◆ **EXERCISE DESCRIPTION**
The required result is a copy of each line below in which "Single" appears.

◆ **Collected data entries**
_____
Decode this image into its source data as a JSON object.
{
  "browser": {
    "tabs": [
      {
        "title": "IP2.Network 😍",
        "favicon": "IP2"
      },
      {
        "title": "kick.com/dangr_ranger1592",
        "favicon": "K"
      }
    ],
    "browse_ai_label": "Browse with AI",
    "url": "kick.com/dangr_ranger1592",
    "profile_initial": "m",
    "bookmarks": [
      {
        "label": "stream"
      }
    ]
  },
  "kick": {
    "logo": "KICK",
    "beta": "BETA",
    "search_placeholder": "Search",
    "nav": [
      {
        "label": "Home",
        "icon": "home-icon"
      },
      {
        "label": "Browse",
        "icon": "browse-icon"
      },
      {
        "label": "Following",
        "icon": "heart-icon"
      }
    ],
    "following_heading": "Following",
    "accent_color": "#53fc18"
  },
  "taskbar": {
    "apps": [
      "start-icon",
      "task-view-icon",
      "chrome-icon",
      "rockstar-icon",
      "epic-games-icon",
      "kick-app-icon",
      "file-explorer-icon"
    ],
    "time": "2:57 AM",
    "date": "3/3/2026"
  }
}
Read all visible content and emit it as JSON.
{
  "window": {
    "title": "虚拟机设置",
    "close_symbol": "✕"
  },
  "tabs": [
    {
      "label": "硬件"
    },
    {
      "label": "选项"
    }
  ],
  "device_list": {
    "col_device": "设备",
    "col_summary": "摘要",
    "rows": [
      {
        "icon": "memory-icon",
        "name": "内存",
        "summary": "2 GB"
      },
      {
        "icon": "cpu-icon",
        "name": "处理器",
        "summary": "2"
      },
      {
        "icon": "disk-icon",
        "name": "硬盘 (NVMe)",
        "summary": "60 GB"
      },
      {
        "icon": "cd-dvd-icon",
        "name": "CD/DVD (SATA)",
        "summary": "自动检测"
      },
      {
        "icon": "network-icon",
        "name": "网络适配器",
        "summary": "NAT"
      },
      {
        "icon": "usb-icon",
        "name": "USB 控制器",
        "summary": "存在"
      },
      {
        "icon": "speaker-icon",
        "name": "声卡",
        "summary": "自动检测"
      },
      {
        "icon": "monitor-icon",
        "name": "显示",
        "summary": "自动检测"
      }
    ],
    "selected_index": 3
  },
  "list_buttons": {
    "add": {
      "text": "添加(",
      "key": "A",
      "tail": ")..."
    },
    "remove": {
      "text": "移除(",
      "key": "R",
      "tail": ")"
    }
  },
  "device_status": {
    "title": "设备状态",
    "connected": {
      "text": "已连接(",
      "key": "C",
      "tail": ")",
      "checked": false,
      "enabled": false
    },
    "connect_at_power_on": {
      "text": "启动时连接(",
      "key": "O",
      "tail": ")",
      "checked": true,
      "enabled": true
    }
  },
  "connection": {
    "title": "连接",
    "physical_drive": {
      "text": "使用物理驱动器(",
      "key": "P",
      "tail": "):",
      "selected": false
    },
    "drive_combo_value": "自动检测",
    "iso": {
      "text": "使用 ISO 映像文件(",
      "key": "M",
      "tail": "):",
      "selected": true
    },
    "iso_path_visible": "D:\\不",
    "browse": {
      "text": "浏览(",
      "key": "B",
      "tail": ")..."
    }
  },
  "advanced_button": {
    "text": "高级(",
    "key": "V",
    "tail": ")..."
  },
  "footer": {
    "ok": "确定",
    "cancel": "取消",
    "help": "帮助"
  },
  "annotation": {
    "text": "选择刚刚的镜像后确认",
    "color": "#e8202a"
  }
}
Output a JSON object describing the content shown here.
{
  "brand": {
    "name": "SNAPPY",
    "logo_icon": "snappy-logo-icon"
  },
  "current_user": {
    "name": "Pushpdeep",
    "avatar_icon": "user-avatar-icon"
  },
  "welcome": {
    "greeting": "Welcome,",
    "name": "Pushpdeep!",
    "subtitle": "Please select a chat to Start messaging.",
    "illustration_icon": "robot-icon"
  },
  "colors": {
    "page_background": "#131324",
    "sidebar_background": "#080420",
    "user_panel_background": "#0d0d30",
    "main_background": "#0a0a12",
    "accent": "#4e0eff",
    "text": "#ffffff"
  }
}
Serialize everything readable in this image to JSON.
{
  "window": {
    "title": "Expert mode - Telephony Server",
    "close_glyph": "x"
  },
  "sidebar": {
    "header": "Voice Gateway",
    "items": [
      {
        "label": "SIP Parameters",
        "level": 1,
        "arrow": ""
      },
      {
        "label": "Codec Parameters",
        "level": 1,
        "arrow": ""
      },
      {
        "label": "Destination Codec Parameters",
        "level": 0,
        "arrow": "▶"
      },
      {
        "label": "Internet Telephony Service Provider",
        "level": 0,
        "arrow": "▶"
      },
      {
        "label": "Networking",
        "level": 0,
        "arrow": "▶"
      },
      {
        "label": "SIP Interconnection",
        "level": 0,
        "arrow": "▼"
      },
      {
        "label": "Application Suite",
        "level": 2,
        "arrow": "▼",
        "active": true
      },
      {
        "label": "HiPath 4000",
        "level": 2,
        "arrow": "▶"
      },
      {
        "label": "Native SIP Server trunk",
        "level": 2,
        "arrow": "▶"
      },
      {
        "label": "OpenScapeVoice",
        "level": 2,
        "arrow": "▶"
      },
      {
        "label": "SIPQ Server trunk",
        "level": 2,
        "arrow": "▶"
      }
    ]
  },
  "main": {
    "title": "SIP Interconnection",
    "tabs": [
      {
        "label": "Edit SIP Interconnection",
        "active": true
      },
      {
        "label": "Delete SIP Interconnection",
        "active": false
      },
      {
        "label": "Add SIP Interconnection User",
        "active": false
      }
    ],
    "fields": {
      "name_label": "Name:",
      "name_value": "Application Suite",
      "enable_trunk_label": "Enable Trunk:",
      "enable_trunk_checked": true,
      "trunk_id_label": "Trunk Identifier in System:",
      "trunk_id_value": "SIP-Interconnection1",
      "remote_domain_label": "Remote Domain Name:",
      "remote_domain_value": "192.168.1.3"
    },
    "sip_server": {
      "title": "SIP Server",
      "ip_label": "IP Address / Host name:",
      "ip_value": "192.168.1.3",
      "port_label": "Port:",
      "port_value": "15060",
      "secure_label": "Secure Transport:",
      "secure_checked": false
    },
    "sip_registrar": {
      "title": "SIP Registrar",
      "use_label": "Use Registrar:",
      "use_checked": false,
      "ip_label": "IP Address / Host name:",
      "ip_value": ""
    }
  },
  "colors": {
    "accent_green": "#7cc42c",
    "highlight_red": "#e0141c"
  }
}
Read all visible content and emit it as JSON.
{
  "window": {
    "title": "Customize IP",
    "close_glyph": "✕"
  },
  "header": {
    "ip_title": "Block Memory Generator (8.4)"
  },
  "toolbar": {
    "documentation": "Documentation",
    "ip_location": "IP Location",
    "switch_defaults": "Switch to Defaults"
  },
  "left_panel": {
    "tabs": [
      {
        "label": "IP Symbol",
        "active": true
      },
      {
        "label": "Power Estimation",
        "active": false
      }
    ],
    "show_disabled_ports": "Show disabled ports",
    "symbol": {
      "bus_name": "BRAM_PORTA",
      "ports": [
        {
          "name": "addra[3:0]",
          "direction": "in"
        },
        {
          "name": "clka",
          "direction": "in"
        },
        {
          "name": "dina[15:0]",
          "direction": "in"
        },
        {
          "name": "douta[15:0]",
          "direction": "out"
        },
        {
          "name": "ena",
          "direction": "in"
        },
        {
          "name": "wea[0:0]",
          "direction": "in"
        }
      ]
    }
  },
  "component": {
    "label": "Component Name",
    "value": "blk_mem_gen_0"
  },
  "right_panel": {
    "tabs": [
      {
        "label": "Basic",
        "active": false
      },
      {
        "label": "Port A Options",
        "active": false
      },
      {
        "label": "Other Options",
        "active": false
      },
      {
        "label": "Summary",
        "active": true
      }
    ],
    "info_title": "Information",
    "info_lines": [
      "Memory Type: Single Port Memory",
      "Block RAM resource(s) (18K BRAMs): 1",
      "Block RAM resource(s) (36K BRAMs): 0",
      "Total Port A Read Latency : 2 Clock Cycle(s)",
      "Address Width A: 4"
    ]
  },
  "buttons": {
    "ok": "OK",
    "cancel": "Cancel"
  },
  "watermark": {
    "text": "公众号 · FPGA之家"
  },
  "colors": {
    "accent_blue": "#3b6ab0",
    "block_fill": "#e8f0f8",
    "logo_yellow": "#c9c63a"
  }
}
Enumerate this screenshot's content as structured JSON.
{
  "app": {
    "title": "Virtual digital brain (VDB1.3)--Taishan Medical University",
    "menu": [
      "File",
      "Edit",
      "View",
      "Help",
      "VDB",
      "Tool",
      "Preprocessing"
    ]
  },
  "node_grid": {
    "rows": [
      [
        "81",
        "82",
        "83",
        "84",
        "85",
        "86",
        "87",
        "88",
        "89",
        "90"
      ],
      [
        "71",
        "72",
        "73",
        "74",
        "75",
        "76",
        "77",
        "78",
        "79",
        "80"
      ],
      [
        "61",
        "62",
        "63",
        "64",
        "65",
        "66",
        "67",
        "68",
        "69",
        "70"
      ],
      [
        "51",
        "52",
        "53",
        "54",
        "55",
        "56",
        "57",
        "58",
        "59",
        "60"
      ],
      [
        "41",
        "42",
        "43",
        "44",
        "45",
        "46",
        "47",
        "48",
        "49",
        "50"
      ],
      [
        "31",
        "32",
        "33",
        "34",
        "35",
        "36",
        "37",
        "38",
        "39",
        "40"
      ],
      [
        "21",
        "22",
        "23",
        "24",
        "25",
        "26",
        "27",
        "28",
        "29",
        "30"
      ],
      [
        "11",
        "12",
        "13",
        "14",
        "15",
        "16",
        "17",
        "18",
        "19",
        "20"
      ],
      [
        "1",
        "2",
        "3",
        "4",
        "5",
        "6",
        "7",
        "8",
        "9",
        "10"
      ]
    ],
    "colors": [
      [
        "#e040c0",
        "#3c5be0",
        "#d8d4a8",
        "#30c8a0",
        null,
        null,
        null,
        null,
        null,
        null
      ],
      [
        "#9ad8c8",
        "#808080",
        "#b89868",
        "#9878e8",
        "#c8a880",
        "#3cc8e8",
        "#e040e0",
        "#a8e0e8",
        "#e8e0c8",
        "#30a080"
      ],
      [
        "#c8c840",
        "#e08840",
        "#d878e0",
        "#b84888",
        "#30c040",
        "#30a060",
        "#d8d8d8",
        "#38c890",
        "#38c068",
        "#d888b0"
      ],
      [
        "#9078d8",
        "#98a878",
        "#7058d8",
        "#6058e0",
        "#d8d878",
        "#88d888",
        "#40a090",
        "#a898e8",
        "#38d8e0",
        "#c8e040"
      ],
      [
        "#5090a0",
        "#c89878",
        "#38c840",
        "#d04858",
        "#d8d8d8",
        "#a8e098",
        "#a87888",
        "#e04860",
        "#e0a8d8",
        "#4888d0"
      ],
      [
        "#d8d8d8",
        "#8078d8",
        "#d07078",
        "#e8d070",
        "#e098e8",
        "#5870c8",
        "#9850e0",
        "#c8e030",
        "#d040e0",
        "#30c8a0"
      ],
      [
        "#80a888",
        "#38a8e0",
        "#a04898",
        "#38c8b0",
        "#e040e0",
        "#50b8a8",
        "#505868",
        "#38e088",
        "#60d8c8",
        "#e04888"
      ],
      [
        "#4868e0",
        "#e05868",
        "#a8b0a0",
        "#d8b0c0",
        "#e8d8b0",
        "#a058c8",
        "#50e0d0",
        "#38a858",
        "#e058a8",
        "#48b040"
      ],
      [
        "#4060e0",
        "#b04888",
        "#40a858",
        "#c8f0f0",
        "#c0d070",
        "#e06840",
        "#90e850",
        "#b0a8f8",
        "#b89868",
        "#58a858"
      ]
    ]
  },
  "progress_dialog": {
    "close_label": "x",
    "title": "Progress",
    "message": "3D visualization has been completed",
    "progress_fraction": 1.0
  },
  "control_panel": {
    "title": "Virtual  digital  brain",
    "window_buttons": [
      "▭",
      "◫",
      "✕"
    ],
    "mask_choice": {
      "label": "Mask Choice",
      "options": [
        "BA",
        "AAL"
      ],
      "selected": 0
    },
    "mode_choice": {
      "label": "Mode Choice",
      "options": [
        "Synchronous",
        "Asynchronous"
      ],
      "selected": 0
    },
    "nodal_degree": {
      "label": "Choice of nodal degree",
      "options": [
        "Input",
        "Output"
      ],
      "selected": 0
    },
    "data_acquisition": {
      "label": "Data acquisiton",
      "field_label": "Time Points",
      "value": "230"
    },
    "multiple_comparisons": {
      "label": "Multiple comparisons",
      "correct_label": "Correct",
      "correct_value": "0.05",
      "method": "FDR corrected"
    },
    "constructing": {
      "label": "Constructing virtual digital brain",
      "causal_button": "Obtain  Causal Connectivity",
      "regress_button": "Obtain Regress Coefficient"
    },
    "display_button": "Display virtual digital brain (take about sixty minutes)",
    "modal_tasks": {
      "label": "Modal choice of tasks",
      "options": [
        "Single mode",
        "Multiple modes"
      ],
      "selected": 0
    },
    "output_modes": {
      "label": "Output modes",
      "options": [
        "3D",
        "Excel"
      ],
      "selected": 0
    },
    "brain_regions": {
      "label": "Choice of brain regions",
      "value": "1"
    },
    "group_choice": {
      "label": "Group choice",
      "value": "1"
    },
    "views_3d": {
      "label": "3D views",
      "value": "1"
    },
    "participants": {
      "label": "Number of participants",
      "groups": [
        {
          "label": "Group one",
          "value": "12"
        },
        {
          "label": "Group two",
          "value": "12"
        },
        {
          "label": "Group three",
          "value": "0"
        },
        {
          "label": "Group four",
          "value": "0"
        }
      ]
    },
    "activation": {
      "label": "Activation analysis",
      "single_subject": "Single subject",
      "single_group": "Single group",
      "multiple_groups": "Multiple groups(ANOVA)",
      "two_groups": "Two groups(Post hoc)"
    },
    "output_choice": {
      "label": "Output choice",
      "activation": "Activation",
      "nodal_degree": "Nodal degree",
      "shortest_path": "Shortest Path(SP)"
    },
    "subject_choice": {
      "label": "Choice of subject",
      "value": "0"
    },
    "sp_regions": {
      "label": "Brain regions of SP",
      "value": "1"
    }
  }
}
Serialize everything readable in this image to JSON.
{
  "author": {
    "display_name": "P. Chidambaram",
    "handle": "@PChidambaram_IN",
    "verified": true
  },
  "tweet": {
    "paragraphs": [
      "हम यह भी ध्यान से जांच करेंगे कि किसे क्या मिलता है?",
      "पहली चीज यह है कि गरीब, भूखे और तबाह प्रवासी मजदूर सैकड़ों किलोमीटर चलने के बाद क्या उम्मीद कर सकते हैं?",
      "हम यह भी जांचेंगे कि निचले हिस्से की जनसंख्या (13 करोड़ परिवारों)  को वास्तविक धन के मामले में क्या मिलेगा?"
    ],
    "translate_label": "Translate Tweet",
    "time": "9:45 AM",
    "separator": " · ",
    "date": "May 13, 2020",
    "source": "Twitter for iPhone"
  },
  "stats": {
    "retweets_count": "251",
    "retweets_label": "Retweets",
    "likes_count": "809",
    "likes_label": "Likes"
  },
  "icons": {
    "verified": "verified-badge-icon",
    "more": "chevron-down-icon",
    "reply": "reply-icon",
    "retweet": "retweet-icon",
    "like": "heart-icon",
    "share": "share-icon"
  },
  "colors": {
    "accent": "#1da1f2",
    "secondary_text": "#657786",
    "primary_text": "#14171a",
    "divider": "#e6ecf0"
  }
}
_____
◆ **RESPONSE FOR THIS EXERCISE**
      "Memory Type: Single Port Memory",
        "Single mode",
      "single_subject": "Single subject",
      "single_group": "Single group",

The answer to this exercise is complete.